In this regard, the protester has offered no convincing rationale as to how the contracting officer’s statement on October 2 regarding the option in TPS’s contract, demonstrates that the agency was acting with improper bias or in bad faith in June when it decided not to solicit the protester. Career Innovations, B-404377.4, May 24, 2011, 2011 CPD ¶ 111 at 7-9 (“[G]overnment officials are presumed to act in good faith, and we will not attribute unfair or prejudicial motives to procurement officials on the basis of inference or supposition.”). Furthermore, as discussed in our underlying decision, the VA identified TPS’s inability to provide full staffing for several months under its incumbent contract as the reason the agency did not solicit the protester. Agency Report at 13; CO’s Statement at 3. While TPS contends that the staffing issues were a direct result of the actions of the agency, it is undisputed that the contract was not fully staffed for three months and that the agency viewed this as a performance issue. CO’s Statement at 3; Protester’s Comments, Hoxworth Declaration at 1-2. On this record, we cannot say that the agency’s decision not to provide the protester with the RFQ was motivated by improper bias or bad faith. See Tiger Enters., Inc., B-293951, July 26, 2004, 2004 CPD ¶ 141 at 3-4 n.1 (finding that agency’s unreasonable past performance evaluation did not provide credible evidence of improper bias or bad faith).

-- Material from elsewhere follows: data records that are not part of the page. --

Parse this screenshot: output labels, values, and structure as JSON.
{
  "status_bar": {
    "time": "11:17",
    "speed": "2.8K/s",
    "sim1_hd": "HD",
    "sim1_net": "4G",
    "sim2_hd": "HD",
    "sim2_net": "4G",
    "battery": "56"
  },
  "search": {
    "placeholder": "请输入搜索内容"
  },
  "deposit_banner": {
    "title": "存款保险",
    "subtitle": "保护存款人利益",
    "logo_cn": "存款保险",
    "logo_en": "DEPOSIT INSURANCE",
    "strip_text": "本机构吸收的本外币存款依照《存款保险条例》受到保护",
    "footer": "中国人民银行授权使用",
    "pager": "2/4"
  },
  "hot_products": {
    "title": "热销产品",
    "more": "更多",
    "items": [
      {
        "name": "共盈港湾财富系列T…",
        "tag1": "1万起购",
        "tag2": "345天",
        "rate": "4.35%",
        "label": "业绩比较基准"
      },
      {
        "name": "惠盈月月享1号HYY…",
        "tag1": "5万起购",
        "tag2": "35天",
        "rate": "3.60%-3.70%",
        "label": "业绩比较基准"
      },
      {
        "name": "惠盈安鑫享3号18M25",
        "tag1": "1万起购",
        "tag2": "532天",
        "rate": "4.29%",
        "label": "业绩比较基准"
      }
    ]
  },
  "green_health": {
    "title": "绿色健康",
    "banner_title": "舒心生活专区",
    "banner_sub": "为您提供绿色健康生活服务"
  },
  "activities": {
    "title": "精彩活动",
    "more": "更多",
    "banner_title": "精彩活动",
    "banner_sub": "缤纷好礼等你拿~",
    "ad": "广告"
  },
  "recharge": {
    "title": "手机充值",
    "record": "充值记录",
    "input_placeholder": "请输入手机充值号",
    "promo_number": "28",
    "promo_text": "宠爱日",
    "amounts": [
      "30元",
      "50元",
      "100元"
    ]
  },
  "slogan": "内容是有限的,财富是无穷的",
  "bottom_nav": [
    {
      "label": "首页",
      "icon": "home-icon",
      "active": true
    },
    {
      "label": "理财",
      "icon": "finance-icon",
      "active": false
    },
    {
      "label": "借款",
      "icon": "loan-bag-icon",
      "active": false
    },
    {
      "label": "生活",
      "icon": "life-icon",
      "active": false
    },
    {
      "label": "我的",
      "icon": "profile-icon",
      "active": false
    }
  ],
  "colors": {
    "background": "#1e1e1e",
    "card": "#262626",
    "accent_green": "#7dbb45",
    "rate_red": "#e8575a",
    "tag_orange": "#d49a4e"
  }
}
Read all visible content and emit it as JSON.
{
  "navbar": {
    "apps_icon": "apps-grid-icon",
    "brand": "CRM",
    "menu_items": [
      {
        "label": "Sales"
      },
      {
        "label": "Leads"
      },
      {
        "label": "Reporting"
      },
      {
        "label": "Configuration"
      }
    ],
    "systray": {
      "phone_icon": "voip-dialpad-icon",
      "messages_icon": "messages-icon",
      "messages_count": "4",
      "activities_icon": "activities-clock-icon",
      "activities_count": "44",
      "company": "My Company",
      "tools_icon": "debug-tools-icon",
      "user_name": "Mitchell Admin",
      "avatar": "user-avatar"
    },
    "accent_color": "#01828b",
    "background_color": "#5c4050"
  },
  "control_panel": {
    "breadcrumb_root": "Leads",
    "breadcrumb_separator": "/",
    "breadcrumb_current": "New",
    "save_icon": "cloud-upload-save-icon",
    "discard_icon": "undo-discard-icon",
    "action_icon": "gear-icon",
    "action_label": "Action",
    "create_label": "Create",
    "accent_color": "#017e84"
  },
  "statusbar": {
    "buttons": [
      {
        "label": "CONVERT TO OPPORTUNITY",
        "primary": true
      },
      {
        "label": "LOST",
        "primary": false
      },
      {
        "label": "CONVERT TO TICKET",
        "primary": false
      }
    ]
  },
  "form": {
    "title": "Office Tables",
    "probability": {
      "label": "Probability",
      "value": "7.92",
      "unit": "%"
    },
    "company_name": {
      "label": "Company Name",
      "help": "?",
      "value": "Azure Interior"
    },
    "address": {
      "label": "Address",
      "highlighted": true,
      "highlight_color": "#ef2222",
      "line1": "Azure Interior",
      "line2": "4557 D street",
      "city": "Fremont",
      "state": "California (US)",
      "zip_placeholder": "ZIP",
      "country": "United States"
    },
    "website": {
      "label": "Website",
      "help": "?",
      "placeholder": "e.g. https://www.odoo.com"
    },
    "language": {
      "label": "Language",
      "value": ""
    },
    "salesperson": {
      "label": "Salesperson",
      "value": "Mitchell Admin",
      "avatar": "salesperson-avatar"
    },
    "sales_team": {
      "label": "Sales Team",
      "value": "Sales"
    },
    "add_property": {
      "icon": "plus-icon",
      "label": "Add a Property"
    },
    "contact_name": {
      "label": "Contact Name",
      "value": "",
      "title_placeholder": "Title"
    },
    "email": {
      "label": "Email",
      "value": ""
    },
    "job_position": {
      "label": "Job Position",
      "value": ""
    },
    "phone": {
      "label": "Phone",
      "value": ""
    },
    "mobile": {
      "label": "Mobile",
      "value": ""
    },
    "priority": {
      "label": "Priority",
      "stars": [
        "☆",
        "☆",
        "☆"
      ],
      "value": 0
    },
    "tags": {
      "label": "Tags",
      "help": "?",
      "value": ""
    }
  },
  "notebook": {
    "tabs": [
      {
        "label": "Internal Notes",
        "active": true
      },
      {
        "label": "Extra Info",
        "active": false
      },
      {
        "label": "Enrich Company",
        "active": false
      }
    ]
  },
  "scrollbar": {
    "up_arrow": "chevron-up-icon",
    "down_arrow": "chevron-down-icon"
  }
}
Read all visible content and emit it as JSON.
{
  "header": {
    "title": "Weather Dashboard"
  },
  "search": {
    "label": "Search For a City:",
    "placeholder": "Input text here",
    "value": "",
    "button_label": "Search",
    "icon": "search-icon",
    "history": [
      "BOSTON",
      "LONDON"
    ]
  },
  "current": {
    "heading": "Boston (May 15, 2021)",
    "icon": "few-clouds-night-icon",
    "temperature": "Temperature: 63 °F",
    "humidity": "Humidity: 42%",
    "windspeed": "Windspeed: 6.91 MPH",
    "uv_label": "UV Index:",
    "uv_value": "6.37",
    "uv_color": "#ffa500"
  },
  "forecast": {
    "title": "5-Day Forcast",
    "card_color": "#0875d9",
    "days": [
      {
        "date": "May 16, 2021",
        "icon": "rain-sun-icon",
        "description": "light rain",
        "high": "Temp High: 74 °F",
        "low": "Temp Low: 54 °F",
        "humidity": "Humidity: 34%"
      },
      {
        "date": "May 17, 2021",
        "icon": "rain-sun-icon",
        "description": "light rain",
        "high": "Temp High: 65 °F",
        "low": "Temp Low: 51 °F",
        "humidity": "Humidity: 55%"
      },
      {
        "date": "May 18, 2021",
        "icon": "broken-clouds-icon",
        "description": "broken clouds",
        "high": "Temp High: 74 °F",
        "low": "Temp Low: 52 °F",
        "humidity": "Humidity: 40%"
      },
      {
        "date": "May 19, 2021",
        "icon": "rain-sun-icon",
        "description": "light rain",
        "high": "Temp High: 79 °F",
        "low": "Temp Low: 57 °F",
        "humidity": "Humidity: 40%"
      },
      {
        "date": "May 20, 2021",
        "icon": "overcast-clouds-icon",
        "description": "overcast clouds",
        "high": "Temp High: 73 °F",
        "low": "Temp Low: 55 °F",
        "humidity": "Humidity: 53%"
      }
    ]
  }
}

The request for reconsideration is denied.
Susan A. Poling
 The record reflects that the work required under TPS’s contract differed from that required under the RFQ to some extent, but that these differences were not the basis for the agency’s decision not to solicit the protester. CO’s Statement at 3; Contract Specialist Statement, Jan. 7, 2015.